» **INSTRUCTIONS FOR THE TASK**: Filter this data down to the lines that hold "text", and copy them.

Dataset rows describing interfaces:
━━━━━━
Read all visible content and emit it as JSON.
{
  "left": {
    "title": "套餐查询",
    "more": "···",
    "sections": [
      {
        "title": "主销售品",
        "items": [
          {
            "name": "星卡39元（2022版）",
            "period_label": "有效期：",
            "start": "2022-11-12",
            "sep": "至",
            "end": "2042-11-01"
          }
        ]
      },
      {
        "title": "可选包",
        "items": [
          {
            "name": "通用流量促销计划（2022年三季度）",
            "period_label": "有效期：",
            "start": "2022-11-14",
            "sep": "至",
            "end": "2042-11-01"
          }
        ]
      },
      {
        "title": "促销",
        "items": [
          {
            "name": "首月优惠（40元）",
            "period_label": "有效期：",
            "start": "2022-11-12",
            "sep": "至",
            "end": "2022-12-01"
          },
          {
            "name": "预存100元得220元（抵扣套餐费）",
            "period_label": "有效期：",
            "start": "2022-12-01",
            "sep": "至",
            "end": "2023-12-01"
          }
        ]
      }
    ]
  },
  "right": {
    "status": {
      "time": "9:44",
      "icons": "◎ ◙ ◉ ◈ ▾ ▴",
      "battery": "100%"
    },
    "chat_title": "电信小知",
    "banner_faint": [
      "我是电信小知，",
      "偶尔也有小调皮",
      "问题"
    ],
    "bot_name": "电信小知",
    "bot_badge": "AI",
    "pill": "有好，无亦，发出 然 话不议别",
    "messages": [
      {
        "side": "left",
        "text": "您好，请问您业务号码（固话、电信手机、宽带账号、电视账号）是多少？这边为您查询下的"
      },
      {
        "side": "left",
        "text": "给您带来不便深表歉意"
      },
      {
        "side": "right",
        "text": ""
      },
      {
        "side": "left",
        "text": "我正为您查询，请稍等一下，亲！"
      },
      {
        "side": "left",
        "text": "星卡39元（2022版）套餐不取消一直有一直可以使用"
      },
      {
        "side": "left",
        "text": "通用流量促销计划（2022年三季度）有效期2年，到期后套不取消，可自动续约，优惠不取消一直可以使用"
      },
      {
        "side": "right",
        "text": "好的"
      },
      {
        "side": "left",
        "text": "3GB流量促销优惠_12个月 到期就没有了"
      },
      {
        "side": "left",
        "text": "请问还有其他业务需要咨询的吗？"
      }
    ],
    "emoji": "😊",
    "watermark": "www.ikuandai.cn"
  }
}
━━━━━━
» **OUTPUT FOR THIS TASK**:
        "text": "您好，请问您业务号码（固话、电信手机、宽带账号、电视账号）是多少？这边为您查询下的"
        "text": "给您带来不便深表歉意"
        "text": ""
        "text": "我正为您查询，请稍等一下，亲！"
        "text": "星卡39元（2022版）套餐不取消一直有一直可以使用"
        "text": "通用流量促销计划（2022年三季度）有效期2年，到期后套不取消，可自动续约，优惠不取消一直可以使用"
        "text": "好的"
        "text": "3GB流量促销优惠_12个月 到期就没有了"
        "text": "请问还有其他业务需要咨询的吗？"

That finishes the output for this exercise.